» WHAT YOU WILL DO
Below are the records; locate each line with the word "Adjustment" and copy it.

*** DATA SHOWN Section Begins ***

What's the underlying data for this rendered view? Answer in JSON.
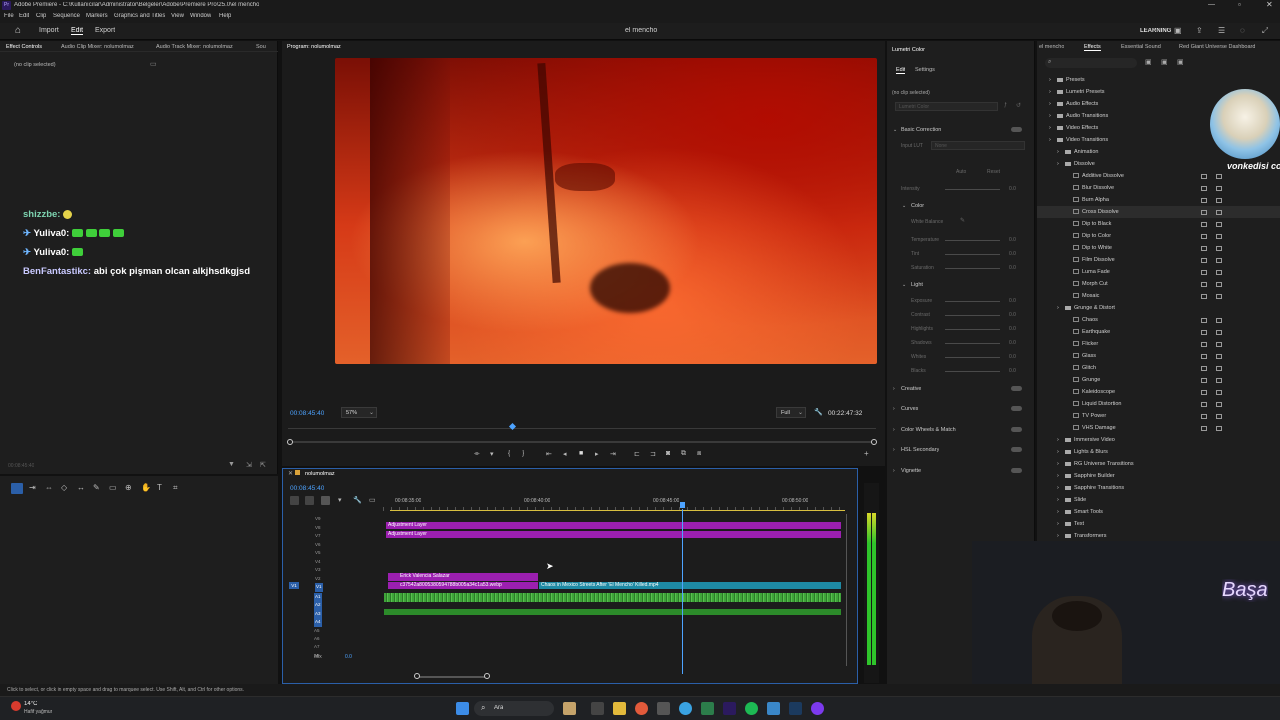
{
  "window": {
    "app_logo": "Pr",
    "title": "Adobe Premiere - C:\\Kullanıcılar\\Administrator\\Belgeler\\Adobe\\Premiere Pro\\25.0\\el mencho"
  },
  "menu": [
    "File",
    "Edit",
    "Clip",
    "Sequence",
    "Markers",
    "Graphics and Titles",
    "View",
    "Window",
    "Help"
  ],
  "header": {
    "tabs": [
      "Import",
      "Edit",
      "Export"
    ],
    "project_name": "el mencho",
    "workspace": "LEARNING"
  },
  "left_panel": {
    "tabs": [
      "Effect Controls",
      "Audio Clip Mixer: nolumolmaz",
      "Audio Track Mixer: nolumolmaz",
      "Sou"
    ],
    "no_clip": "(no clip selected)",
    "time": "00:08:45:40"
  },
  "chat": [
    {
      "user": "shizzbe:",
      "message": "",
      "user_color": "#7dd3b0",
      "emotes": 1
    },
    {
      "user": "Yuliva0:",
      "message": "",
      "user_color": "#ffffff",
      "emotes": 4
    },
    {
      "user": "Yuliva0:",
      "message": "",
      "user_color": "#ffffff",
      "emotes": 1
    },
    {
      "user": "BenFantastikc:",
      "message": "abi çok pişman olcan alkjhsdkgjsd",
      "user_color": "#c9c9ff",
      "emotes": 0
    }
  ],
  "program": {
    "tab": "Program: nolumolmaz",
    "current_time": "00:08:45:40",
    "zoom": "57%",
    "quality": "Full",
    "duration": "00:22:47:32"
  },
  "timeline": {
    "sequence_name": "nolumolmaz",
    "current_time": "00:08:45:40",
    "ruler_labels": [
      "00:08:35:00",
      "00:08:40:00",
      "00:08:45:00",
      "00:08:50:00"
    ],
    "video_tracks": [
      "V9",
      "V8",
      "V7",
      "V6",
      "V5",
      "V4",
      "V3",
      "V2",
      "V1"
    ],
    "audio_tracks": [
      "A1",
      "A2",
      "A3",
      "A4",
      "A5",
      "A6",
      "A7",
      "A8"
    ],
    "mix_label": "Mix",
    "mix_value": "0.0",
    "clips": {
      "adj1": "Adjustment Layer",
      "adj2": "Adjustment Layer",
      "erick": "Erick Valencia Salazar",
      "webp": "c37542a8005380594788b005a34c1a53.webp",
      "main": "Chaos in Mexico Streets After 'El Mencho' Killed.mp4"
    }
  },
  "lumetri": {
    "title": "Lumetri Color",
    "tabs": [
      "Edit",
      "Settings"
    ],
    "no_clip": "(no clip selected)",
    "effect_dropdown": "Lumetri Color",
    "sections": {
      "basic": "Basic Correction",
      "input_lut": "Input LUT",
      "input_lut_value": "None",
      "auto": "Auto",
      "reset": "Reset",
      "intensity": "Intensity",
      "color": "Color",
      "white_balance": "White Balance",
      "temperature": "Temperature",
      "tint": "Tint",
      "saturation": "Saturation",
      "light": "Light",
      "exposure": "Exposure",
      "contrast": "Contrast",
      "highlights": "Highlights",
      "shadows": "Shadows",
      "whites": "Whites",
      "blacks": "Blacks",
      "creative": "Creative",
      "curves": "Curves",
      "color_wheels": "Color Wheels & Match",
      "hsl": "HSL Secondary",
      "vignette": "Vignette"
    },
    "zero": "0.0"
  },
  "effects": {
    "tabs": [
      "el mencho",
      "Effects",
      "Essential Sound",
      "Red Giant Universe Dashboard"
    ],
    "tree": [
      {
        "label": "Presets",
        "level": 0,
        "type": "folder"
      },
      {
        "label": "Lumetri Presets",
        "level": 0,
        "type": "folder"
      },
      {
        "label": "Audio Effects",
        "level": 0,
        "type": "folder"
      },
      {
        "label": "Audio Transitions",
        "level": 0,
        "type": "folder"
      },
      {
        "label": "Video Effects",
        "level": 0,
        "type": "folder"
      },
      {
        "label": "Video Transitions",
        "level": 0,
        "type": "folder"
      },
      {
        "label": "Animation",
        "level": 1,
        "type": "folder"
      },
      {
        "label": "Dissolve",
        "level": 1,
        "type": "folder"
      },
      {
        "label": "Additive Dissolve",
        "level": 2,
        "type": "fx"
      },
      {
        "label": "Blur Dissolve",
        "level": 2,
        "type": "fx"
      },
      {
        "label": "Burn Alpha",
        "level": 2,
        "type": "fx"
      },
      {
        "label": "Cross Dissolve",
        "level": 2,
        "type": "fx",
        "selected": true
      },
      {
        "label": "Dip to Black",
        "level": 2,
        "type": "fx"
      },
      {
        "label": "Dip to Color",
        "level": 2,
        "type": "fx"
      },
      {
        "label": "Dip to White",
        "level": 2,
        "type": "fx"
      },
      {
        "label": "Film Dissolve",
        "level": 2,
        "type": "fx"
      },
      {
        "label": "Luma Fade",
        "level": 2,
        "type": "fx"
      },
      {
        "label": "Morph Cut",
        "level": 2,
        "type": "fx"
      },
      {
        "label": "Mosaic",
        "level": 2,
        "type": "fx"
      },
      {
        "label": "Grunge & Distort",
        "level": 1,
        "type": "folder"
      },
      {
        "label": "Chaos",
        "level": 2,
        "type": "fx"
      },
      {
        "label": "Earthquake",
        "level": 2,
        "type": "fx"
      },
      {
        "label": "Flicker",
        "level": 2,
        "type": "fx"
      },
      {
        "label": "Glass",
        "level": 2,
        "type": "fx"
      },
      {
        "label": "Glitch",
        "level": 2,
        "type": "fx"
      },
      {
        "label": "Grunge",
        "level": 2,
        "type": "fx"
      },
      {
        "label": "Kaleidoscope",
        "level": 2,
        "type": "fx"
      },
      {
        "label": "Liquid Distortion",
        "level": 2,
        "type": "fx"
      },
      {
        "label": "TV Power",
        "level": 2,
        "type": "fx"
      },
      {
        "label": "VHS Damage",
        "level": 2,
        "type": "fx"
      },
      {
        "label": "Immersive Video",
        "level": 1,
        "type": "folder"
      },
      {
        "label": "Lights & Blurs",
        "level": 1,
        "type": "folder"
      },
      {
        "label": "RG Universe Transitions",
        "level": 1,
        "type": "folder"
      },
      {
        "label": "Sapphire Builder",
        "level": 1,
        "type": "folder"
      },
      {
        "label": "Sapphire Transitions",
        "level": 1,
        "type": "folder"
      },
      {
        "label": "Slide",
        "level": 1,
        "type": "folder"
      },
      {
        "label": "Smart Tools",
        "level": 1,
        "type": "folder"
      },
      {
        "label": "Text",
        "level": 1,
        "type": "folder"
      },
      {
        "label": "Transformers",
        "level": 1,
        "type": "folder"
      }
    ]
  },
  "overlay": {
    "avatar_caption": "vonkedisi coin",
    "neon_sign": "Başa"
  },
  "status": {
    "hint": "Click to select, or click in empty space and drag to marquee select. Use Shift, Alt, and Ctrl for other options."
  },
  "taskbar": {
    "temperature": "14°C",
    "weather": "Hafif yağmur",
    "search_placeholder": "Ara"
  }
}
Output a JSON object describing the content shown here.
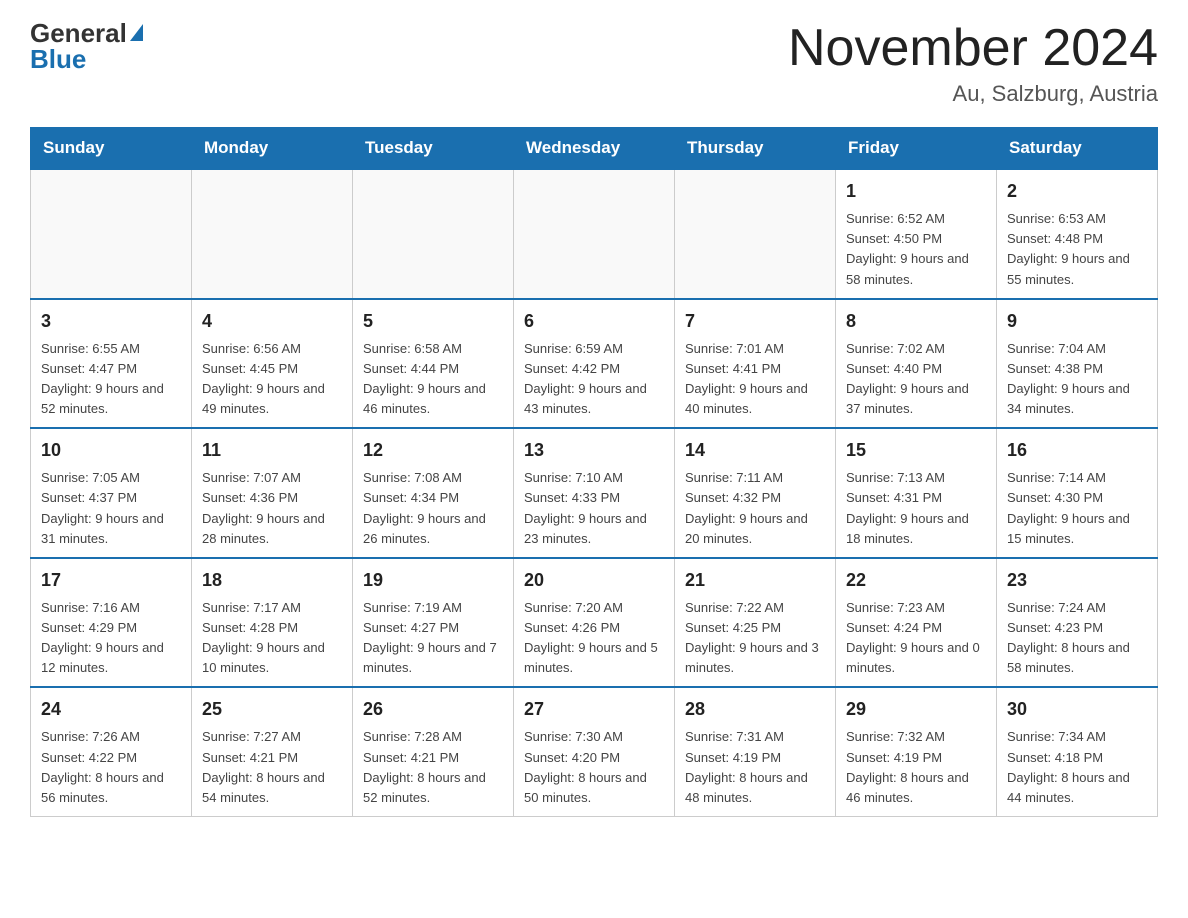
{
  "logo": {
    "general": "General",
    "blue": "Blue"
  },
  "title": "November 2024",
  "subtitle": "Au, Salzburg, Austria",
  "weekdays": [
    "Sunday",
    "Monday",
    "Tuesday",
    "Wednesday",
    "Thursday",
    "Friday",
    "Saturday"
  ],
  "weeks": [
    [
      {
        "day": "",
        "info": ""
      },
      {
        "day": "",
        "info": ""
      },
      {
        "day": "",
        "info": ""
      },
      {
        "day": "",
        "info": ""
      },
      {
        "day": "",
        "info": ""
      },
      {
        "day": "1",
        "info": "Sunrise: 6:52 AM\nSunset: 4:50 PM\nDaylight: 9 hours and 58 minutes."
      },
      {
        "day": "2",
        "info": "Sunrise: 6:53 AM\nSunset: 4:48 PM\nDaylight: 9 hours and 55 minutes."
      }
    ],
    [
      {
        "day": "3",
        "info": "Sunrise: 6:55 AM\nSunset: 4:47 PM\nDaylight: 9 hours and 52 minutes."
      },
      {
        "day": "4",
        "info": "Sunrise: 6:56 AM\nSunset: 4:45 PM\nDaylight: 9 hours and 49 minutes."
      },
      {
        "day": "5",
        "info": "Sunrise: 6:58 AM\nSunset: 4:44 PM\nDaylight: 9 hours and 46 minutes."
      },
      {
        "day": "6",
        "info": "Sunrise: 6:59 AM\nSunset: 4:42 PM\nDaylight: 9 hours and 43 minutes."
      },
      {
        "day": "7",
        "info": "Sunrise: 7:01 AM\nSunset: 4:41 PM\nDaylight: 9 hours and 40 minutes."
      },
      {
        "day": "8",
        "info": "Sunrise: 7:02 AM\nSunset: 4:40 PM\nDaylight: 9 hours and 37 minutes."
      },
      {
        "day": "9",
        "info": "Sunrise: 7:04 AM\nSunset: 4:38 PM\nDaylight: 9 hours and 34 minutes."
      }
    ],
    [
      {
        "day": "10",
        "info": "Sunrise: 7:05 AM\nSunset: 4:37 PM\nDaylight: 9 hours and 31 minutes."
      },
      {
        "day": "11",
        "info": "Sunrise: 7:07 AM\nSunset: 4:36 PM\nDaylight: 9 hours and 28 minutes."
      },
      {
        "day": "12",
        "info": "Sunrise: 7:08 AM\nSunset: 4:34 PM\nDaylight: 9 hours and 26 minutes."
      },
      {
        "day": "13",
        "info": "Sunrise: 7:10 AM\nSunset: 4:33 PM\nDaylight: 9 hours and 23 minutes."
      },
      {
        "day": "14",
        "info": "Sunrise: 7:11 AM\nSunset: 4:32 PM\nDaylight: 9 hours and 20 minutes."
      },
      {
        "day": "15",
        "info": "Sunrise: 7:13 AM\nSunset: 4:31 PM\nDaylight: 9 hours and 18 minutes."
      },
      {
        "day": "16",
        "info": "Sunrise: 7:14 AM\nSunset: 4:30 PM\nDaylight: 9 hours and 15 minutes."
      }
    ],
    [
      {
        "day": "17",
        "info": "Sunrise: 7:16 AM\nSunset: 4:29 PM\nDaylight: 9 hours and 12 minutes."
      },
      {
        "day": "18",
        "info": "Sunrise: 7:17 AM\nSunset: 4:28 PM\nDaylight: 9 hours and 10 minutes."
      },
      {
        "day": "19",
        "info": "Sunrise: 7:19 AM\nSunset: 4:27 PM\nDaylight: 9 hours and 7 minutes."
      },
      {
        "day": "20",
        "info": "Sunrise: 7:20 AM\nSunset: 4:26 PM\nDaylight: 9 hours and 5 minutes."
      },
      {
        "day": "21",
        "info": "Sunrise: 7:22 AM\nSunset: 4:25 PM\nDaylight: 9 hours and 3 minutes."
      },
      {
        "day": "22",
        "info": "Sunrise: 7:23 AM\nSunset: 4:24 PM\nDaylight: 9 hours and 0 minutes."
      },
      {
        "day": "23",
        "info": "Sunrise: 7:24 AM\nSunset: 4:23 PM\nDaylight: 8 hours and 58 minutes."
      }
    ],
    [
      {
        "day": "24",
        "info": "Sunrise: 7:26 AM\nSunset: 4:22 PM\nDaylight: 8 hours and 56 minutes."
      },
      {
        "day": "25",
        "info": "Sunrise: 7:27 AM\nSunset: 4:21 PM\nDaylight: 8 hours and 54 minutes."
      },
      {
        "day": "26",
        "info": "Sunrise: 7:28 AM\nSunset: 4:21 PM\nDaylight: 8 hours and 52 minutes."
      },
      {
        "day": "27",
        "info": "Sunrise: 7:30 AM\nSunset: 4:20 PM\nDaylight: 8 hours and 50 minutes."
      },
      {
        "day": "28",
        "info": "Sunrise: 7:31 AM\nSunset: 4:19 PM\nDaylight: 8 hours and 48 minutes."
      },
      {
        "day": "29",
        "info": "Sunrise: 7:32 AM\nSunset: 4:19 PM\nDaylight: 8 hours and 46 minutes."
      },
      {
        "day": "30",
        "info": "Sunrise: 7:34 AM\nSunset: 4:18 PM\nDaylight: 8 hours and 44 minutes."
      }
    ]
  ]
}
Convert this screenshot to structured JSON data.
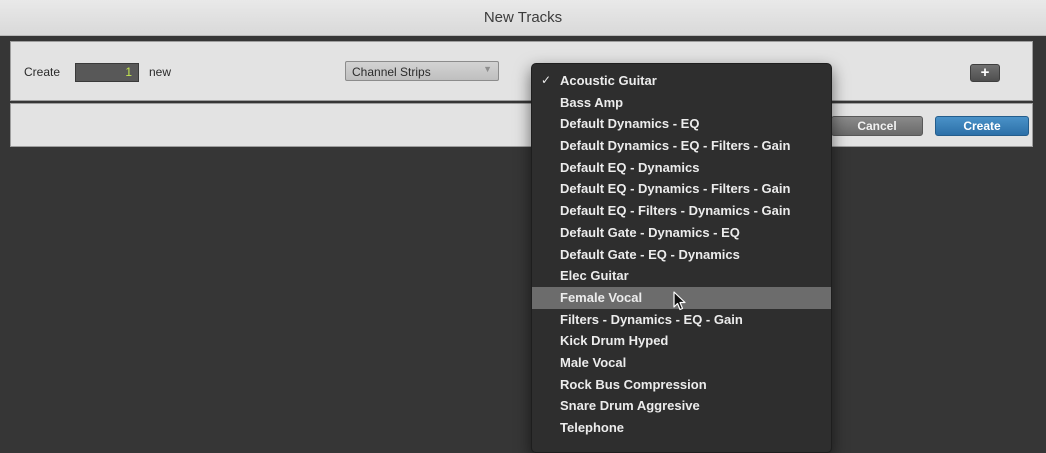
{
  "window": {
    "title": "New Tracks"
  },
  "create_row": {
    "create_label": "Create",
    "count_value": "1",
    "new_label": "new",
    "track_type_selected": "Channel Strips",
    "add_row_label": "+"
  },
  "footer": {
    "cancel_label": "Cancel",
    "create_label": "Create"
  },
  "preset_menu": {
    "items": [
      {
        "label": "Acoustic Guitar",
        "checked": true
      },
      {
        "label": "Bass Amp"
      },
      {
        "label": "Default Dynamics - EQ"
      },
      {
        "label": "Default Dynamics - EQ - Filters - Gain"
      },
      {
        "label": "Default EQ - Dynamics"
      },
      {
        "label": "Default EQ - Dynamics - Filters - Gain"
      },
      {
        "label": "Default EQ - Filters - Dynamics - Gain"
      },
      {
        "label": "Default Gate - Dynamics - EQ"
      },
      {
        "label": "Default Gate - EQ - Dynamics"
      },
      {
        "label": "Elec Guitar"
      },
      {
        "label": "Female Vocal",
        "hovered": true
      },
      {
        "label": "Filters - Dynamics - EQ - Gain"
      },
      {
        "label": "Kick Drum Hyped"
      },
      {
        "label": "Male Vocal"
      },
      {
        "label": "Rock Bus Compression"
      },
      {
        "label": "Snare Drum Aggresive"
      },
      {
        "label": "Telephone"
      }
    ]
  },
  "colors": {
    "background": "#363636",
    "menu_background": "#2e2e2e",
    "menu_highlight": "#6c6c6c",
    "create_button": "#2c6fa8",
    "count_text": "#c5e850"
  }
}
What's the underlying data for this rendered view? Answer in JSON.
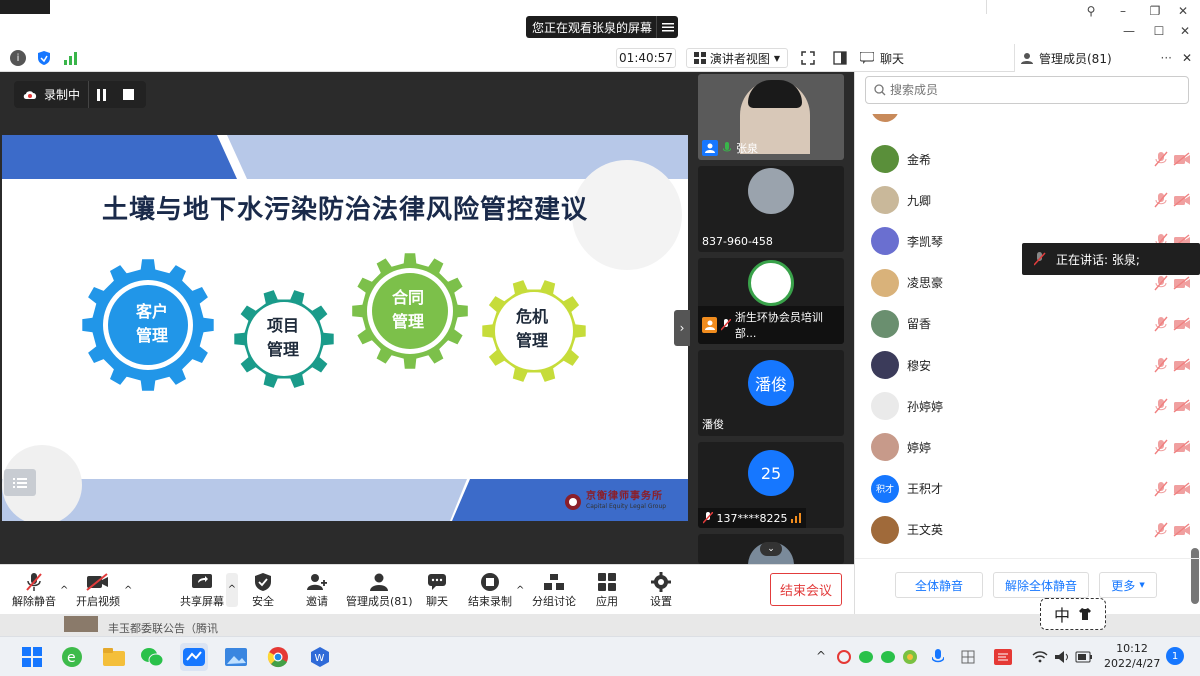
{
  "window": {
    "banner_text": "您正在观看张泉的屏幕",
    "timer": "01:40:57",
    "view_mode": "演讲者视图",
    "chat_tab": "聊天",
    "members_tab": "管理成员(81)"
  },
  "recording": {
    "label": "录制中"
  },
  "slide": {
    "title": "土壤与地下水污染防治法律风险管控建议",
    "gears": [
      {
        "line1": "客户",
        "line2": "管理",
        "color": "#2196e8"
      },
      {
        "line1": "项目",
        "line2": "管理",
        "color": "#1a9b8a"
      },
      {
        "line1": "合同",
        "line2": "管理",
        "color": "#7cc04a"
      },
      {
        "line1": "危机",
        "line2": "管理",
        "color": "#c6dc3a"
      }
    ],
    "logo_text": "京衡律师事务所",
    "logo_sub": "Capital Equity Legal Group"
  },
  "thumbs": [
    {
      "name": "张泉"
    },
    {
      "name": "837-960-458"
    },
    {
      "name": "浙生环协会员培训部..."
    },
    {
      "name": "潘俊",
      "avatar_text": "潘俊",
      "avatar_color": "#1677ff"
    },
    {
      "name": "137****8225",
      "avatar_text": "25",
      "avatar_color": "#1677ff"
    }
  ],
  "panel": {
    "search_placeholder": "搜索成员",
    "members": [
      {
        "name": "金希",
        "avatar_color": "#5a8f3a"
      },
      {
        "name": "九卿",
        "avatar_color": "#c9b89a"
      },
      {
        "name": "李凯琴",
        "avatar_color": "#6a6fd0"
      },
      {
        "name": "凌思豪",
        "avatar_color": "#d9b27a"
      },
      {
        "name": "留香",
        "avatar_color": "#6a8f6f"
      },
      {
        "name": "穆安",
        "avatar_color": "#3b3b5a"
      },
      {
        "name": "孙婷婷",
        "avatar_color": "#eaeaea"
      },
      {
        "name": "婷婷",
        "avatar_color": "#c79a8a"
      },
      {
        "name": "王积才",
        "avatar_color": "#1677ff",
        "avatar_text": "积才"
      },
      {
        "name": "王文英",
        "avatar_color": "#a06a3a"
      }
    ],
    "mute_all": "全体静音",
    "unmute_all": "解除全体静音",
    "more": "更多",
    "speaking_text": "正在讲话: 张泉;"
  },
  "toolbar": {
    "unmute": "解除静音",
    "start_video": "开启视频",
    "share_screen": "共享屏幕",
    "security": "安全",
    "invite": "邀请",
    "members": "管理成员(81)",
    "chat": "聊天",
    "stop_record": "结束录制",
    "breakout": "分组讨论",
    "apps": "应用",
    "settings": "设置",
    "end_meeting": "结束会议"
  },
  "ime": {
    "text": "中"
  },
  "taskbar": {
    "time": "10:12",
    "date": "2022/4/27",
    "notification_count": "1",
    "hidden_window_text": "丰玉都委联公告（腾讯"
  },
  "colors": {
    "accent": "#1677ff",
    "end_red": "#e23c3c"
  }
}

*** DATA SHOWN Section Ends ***

» RESPONSE BELOW
      "adj1": "Adjustment Layer",
      "adj2": "Adjustment Layer",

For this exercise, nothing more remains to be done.